By Sean Healy
The federal Labor "opposition" has begun internal policy discussions on solutions to unemployment. It plans to release "Workforce 2010", a report on the labour market by economists, and a discussion paper in early September.
Labor is desperate to draw a line in the sand between itself and the federal Coalition government on unemployment. However, early indications suggest that Labor's "solutions" will not only not be new but will be little different from the government's.
Most of a July 23-24 meeting of Labor MPs and staff on unemployment was closed to the public, but the media were allowed to attend ALP leader Kim Beazley's keynote address. This speech showed well enough the direction Labor is heading in.
Beazley decried the Coalition's policies of increasing "labour market flexibility", which include a general lowering of wages, more restrictions on trade union operations, more policing of the unemployed, dismantling awards and improving the position of the employers, as the "low road" and the "painful path". The government claims these policies are the cause of a slow fall in unemployment, from 8.1% in June 1998 to 7.3% last June, according to official figures.
Beazley proposed a 5% unemployment target (which would still leave 500,000 people jobless), argued for a system of tax cuts rather than pay rises for the lowest paid and placed a greater rhetorical emphasis on Australia's need to "become a knowledge nation". He also proposed the reintroduction of government wage subsidies to bosses who hire the long-term unemployed. Under this scheme, unemployed people would be able to trade in up to the full value of their benefits as a direct subsidy to whoever employs them.
Beazley's recipe — "an innovative mix of strong growth, reductions in labour costs, and investments in education and training" and "labour market reform" — is little different to the Coalition's. On the last issue, especially, the lack of difference has become obvious.
Beazley criticised comments by federal employment minister Tony Abbott that unemployment is as much a product of the jobless becoming "habituated to a life on welfare" as it is of insufficient economic growth. Yet he then embraced the very principles which underlie Abbott's view: "Labour market assistance must be based on the principle of reciprocal obligation. Labor accepts that the unemployed have an obligation to participate in community employment schemes such as work for the dole."
Beazley was even keen to concede that "reciprocal obligation requires carrots and sticks to work". "Sticks" would include the unemployed suffering cuts to their poverty-level payments, or even being denied benefits altogether.
Labor's concessions to the Coalition's let's-get-rid-of-welfare crusade are coming thick and fast. In May, Labor's family and community services spokesperson, Wayne Swan, argued that past policies caused welfare dependency. He described Labor's previous policy as "no questions asked, no care given" and as "yesterday's approach to yesterday's circumstances".
Prominent Labor backbencher Mark Latham went further on July 26, describing welfare as "too much like charity" and a "sacred cow full of warm rhetoric". Instead, he argued, Australia should implement such US programs as a "mutual responsibility" plan for teenage mothers, which makes welfare conditional on accepting government directions.
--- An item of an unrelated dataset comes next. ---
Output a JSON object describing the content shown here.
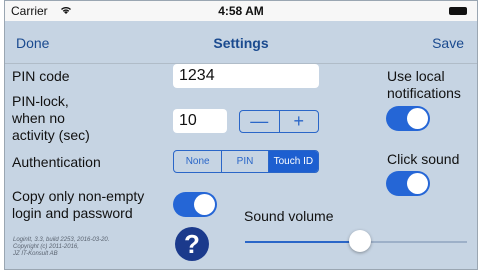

ALP employment spokesperson Martin Ferguson even went so far as to take credit for the Coalition's work for the dole program on Channel 10's Meet the Press on July 26. "The concept of work for the dole, the responsibility of the unemployed, is an accepted Labor way. We brought it in", he said.
It is no wonder, then, that Labor is having trouble selling its "vision" for lowered unemployment. The only thing on display so far is a watered down version of the Coalition's program.